“KCR is countering the BJP’s Modi model of governance. He calls it a golmal model and is trying to project the Telangana model,” observed political observer Palwai Raghavendra Reddy.
At every meeting, KCR highlights how Telangana has become a model state with the highest per capita income, with one of the highest per capita power consumption, a growth rate which is much higher than the national average and innovative schemes for farmers, Dalits and other sections of the society.
Political observers feel KCR needs such a narrative as there will be strong anti-incumbency with the opposition questioning him about the promises he failed to keep.
This time, BRS will be facing new opponents like the YSR Telangana Party (YSRTP) headed by Y. S. Sharmila, sister of Andhra Pradesh Chief Minister Y. S. Jagan Mohan Reddy and the Jana Sena Party (JSP) headed by actor-politician Pawan Kalyan.
The Bahujan Samaj Party (BSP) is also likely to enter the field with new vigour under the leadership of R. S. Praveen Kumar, who took voluntary retirement from the Indian Police Service (IPS) to join politics.
With the Telangana sentiment not in play in the manner it was seen in previous elections, the Telugu Desam Party (TDP) headed by former Andhra Pradesh chief minister N. Chandrababu Naidu is also expected to flex its muscles to regain lost ground in Telangana.
The BRS, which fought earlier elections on its own, is likely to have an alliance with the Left parties. There was indication to this effect when the Left parties extended support to the BRS in the by-election to the Munugode Assembly seat late last year.
The BRS with its Dalit Bandhu scheme and various other measures will be hoping to receive full support from the Dalits, who constitute 10 per cent of the voters. Muslims, who are also about 10 per cent of the electorate, may once again back the BRS. “If BRS gets support of 10-15 per cent voters from the remaining 80 per cent, it will retain power comfortably,” said an analyst.
Though the BRS appears to have lost the support of the politically influential Reddy community, the votes may get divided between the BJP, Congress and others. The same is likely to happen with the backward classes, who constitute 50 per cent of the voters.
Unfazed by the BJP’s emergence as the main challenger, KCR remains confident that the BRS will retain power by winning more than 100 seats in the 119-member Assembly.
“The BRS party will win more than 100 in the next election,” he told a BRS general body meeting on April 27 to mark the party’s formation day.

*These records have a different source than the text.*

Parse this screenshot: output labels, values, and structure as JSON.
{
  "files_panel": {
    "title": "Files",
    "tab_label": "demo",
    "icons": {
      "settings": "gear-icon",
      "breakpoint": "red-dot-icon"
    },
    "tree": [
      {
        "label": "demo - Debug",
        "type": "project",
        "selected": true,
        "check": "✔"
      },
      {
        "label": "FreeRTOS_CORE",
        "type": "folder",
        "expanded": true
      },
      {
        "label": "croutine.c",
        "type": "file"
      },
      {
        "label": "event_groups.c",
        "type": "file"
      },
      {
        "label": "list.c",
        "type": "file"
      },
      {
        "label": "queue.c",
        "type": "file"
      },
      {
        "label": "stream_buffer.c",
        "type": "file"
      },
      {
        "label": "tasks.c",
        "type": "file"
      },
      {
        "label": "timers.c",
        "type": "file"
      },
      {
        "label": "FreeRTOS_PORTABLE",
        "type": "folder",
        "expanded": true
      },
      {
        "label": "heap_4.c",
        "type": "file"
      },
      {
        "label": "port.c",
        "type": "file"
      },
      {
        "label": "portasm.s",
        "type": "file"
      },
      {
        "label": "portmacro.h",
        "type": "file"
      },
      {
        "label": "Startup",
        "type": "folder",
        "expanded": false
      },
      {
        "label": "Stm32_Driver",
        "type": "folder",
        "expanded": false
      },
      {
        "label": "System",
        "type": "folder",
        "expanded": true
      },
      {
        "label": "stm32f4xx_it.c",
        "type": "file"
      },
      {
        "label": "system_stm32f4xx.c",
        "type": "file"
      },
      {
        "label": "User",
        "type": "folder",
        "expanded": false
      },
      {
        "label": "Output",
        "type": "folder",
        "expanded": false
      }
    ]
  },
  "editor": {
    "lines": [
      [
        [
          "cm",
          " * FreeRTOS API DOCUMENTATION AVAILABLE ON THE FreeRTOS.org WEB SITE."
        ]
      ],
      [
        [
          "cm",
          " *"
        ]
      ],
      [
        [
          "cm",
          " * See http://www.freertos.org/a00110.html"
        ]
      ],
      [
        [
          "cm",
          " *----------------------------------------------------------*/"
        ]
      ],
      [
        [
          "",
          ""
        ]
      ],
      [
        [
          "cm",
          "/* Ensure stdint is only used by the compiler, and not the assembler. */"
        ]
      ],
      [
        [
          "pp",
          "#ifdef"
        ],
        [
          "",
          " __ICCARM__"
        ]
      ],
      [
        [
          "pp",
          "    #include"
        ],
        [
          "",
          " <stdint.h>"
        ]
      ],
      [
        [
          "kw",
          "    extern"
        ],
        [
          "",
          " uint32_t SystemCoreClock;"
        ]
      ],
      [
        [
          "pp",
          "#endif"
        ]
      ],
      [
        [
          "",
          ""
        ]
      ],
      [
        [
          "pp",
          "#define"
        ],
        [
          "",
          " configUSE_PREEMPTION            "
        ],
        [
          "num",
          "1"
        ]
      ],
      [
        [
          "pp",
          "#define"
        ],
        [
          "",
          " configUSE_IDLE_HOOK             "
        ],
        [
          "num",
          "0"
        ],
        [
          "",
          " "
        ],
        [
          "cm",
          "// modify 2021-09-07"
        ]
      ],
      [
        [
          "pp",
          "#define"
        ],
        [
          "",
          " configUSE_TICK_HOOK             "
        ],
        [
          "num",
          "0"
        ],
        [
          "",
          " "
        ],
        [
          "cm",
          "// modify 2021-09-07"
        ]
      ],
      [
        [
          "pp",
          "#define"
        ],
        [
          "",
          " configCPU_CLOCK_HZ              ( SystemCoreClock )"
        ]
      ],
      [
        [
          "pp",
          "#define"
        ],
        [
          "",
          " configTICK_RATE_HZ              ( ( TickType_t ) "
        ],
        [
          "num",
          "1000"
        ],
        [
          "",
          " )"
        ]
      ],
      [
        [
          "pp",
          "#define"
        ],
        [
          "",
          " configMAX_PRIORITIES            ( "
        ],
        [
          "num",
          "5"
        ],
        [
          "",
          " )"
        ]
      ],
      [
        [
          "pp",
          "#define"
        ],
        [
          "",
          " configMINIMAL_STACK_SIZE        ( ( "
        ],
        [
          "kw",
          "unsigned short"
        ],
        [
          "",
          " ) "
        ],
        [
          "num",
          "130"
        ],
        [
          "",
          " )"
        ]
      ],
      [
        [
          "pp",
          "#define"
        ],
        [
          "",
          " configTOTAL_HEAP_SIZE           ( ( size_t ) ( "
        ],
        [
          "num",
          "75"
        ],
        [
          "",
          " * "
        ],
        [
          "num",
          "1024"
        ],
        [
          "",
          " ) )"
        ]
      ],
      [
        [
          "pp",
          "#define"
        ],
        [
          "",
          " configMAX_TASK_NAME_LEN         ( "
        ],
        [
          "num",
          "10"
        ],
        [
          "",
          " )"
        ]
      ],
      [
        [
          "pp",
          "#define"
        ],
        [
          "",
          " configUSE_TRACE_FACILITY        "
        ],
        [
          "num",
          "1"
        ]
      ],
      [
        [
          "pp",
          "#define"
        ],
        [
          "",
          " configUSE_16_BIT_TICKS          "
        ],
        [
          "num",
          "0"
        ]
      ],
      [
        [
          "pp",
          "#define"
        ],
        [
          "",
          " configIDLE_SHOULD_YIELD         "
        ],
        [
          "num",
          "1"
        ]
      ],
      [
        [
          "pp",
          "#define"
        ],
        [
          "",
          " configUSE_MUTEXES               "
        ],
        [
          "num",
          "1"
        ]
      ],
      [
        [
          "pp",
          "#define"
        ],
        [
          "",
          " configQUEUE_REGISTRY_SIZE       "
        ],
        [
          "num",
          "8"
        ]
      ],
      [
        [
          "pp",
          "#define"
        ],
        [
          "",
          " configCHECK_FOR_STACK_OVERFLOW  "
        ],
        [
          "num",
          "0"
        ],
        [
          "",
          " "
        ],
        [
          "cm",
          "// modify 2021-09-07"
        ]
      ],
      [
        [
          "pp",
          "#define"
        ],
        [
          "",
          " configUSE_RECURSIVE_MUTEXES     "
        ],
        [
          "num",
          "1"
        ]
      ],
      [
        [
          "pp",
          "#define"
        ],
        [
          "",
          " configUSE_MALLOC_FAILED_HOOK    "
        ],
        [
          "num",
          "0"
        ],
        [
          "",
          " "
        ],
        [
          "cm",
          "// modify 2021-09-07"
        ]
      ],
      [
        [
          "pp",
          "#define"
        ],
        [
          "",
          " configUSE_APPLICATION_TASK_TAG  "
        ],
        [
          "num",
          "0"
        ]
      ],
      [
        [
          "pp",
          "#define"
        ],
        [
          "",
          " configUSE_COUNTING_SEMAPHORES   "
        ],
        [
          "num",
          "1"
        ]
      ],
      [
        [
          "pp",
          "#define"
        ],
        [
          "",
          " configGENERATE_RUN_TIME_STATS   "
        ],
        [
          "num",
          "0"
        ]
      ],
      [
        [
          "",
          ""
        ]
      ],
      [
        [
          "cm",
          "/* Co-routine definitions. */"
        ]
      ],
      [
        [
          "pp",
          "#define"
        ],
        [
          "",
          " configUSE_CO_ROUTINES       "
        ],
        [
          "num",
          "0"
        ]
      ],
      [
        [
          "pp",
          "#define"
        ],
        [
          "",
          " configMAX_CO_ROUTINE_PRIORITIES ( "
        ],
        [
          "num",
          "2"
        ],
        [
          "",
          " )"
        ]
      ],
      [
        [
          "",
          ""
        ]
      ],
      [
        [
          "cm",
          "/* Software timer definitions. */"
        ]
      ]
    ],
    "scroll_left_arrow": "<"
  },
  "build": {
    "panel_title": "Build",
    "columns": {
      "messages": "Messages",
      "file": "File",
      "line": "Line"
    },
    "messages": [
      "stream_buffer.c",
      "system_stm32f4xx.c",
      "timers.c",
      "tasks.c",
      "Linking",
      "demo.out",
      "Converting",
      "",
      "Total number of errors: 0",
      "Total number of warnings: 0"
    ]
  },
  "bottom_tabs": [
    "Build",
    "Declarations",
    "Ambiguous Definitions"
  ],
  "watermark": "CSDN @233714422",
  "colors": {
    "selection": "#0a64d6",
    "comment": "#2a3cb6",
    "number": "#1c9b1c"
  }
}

“Coming to power again in Telangana is not a big task. The priority is to win more seats than before,” he told the participants including ministers, MPs and state legislators.
The BRS had bagged 63 seats in the 2014 election and improved its tally to 88 in 2018. With the defection of several MLAs including a dozen from the Congress, the BRS increased its strength to over 100.
KCR used the occasion to pull up some MLAs over complaints of wrongdoing against them. He warned them that if they did not mend their ways, they would be expelled from the party.
The BRS also asked the party leaders to take steps to reduce discontent among the cadre. He wanted them to educate the people about the government schemes, interact with them and mingle with them regularly.
BRS leaders remain hopeful that with the anti-incumbency votes getting divided among the Congress, BJP and other players, the BRS may not find it difficult to retain power.